Mona Lisa (Pink), 2001
Spray-paint on canvas
75×75 cm (29 1/2 x 29 1/2 inches)
From a series, edition of up to 3
Stenciled-signed “BANKSY”, lower right
Mona Lisa combines all of the wit and power that one would expect from Banksy’s work but it also raises some unsettling questions about the nature of the art world. By using spray-paint and stencils to re-interpret one of the most technically accomplished images in the history of Western art, the artist explores issues of hierarchy and hegemony in the manner in which art is viewed and displayed. By reclaiming this image for a new generation and doing so with the tools of the street.

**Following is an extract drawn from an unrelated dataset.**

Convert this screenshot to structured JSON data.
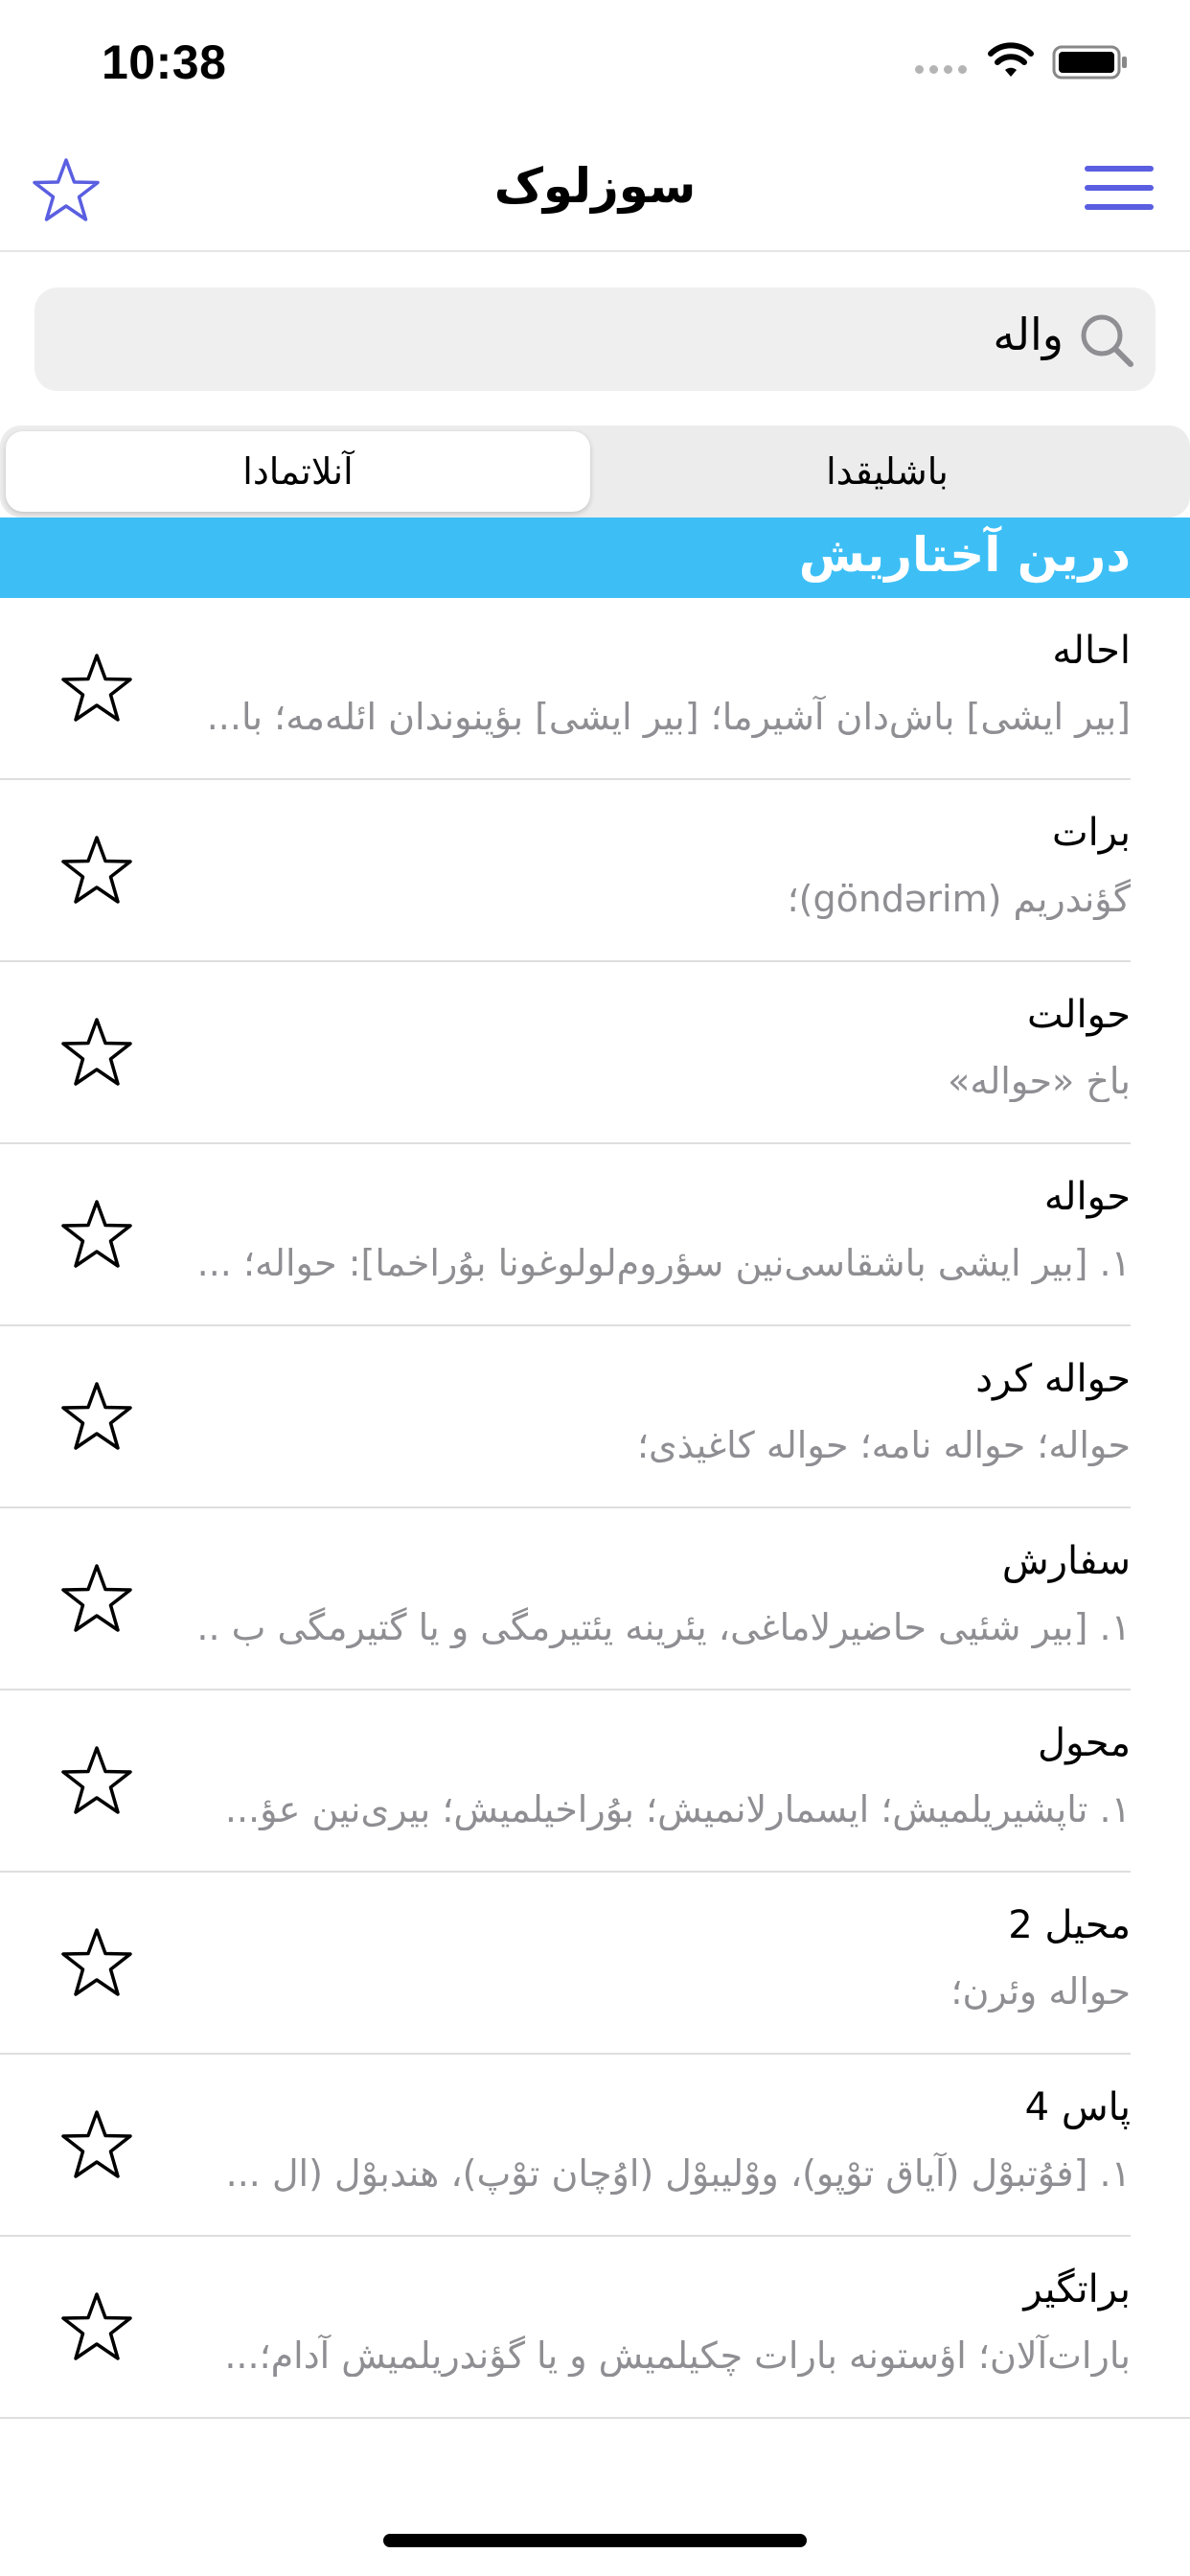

Banksy attempts to upset the old order and make traditional works meaningful in today’s world. Mona Lisa can be seen as a powerful example of his desire both to reclaim art on behalf of the street and to inject some much-needed humor and perspective into a jaded popular culture.
Leonardo da Vinci, Mona Lisa, Louvre Museum, Paris
Recalling famous appropriations of the Mona Lisa by Marcel Duchamp and Andy Warhol, the present work takes its place within Banksy’s satirical, subversive and darkly humorous pantheon of imagery.
Marcel Duchamp, L.H.O.O.Q
Banksy would return to the Mona Lisa throughout his practice, painting her in a variety of profane guises. In 2004, as part of a stunt, he hung one of his own versions of the painting in the Louvre Museum (home to the original work) replacing the subject’s face with a yellow smiley emoticon.
Banksy, Cut It Out, December 2004